It can be challenging to keep a training interactive when it is offered remotely, but NCR FSMA partners shared ideas of how they engaged participants. Hultberg was willing to share simple questions that the Minnesota trainers had used in virtual polling. Byers and Jamerson appreciated them, as it’s more difficult to interact effectively during a remote training. “You really have to force the interaction when you’re not able to see the participants,” Byers explained. He suggested trainers pre-plan questions to ask for each module. Having multiple trainers also allowed them to ask questions that they regularly hear during in-person trainings.
The Minnesota team used virtual break out rooms (through Zoom) to do activities with participants, for example identifying the risks associated with different soil amendments and then discussing with the larger group. Participants mentioned that they really liked the small group interactions in the break out rooms and it was a great way to encourage participation.
Byers and Jamerson collaborated to host a training for several growers from each of their states and FDA staff from around the country. They chose to hold the course on two different afternoons, instead of one day. Additionally, taking a break between each module helped re-engage participants, even if it was just a short break.

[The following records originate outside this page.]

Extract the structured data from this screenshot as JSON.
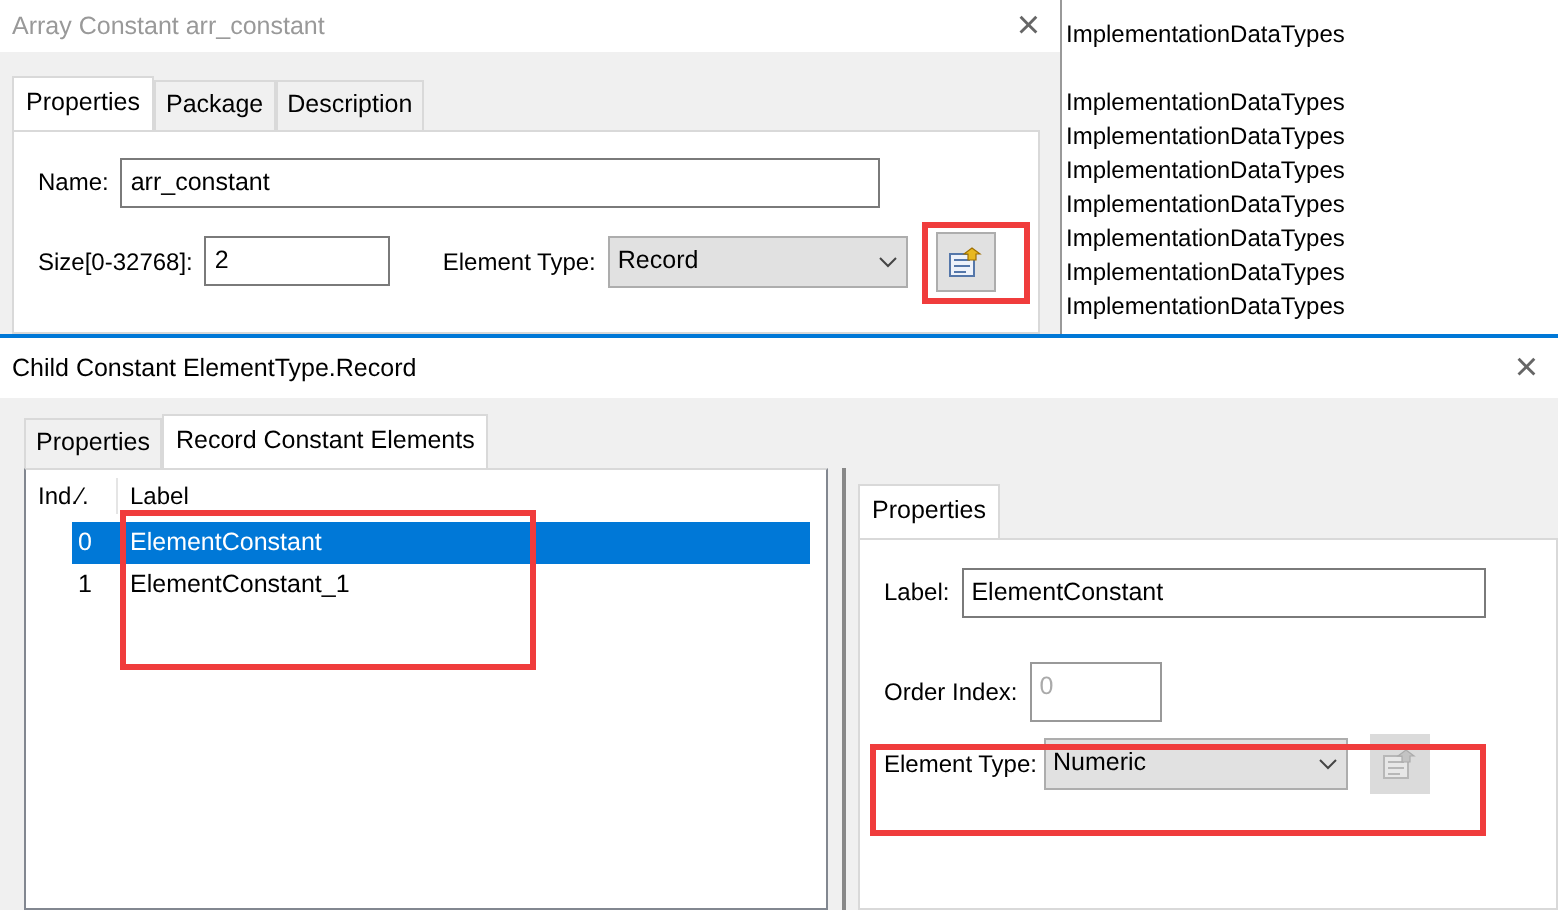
{
  "back_dialog": {
    "title": "Array Constant arr_constant",
    "close": "×",
    "tabs": [
      {
        "label": "Properties",
        "selected": true
      },
      {
        "label": "Package",
        "selected": false
      },
      {
        "label": "Description",
        "selected": false
      }
    ],
    "name": {
      "label": "Name:",
      "value": "arr_constant"
    },
    "size": {
      "label": "Size[0-32768]:",
      "value": "2"
    },
    "element_type": {
      "label": "Element Type:",
      "value": "Record",
      "edit_disabled": false
    }
  },
  "background_list": {
    "groups": [
      [
        "ImplementationDataTypes"
      ],
      [
        "ImplementationDataTypes",
        "ImplementationDataTypes",
        "ImplementationDataTypes",
        "ImplementationDataTypes",
        "ImplementationDataTypes",
        "ImplementationDataTypes",
        "ImplementationDataTypes"
      ]
    ]
  },
  "front_dialog": {
    "title": "Child Constant ElementType.Record",
    "close": "×",
    "tabs": [
      {
        "label": "Properties",
        "selected": false
      },
      {
        "label": "Record Constant Elements",
        "selected": true
      }
    ],
    "list": {
      "columns": [
        "Ind.⁄.",
        "Label"
      ],
      "rows": [
        {
          "index": "0",
          "label": "ElementConstant",
          "selected": true
        },
        {
          "index": "1",
          "label": "ElementConstant_1",
          "selected": false
        }
      ]
    },
    "properties": {
      "tab": "Properties",
      "label": {
        "label": "Label:",
        "value": "ElementConstant"
      },
      "order_index": {
        "label": "Order Index:",
        "value": "0",
        "disabled": true
      },
      "element_type": {
        "label": "Element Type:",
        "value": "Numeric",
        "edit_disabled": true
      }
    }
  },
  "highlights": [
    {
      "kind": "outline"
    },
    {
      "kind": "outline"
    },
    {
      "kind": "outline"
    }
  ]
}
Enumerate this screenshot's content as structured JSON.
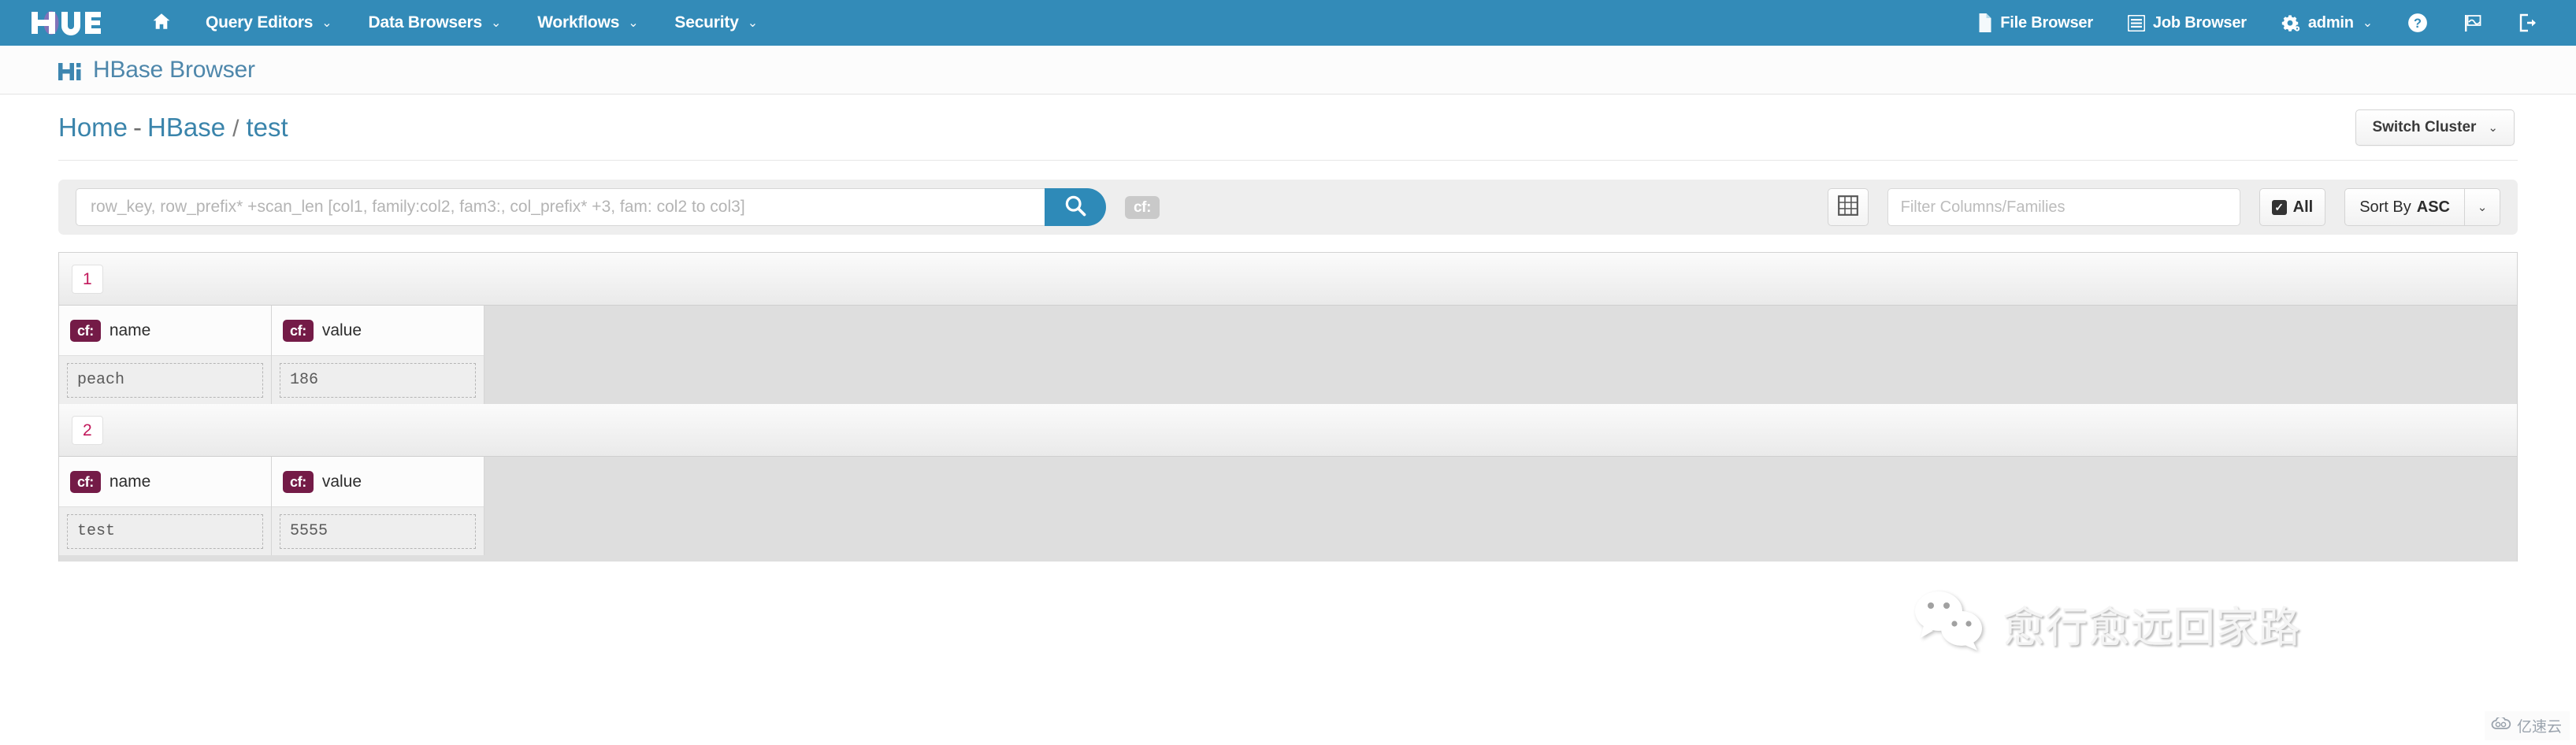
{
  "navbar": {
    "logo_text": "HUE",
    "brand_color": "#338bb8",
    "home_icon": "home-icon",
    "left_items": [
      {
        "label": "Query Editors",
        "caret": "⌄"
      },
      {
        "label": "Data Browsers",
        "caret": "⌄"
      },
      {
        "label": "Workflows",
        "caret": "⌄"
      },
      {
        "label": "Security",
        "caret": "⌄"
      }
    ],
    "right_items": [
      {
        "label": "File Browser",
        "icon": "file-icon"
      },
      {
        "label": "Job Browser",
        "icon": "list-icon"
      },
      {
        "label": "admin",
        "icon": "gear-icon",
        "caret": "⌄"
      }
    ],
    "icon_buttons": [
      {
        "name": "help-icon"
      },
      {
        "name": "flag-icon"
      },
      {
        "name": "sign-out-icon"
      }
    ]
  },
  "page": {
    "title": "HBase Browser",
    "title_color": "#4e87ab",
    "logo_icon": "hbase-logo-icon"
  },
  "breadcrumb": {
    "home": "Home",
    "dash": "-",
    "cluster": "HBase",
    "separator": "/",
    "table": "test"
  },
  "actions": {
    "switch_cluster_label": "Switch Cluster",
    "switch_cluster_caret": "⌄"
  },
  "toolbar": {
    "search_placeholder": "row_key, row_prefix* +scan_len [col1, family:col2, fam3:, col_prefix* +3, fam: col2 to col3]",
    "search_value": "",
    "search_icon": "search-icon",
    "cf_toggle_label": "cf:",
    "grid_icon": "grid-icon",
    "filter_placeholder": "Filter Columns/Families",
    "filter_value": "",
    "all_label": "All",
    "all_checked": true,
    "checkmark": "✓",
    "sort_label": "Sort By",
    "sort_direction": "ASC",
    "sort_caret": "⌄"
  },
  "results": {
    "column_family_badge": "cf:",
    "rows": [
      {
        "row_key": "1",
        "cells": [
          {
            "family": "cf:",
            "column": "name",
            "value": "peach"
          },
          {
            "family": "cf:",
            "column": "value",
            "value": "186"
          }
        ]
      },
      {
        "row_key": "2",
        "cells": [
          {
            "family": "cf:",
            "column": "name",
            "value": "test"
          },
          {
            "family": "cf:",
            "column": "value",
            "value": "5555"
          }
        ]
      }
    ]
  },
  "watermark": {
    "icon": "wechat-icon",
    "text": "愈行愈远回家路"
  },
  "corner_badge": {
    "icon": "cloud-icon",
    "text": "亿速云"
  }
}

The NCR FSMA provided assistance with the technology for the Kansas/Missouri training. “Having someone handle the technical details helps the trainers focus,” explained Jamerson. “If there are technical difficulties, it’s not the trainers’ credibility at risk.” Hultberg agreed having someone to manage the technical issues, polls, break out rooms, and monitoring participants’ videos is very important so that trainers can focus on leading the content. This has been general feedback from the early remote training courses across the US.
The COVID-19 pandemic is forcing grower trainings to happen in new ways, but PSA trainers’ commitment to produce safety and working collaboratively remains the same. Current understanding is that covered farms require this training in order to feed the US, regardless of travel restrictions, and NCR partners are working together to allow this to happen.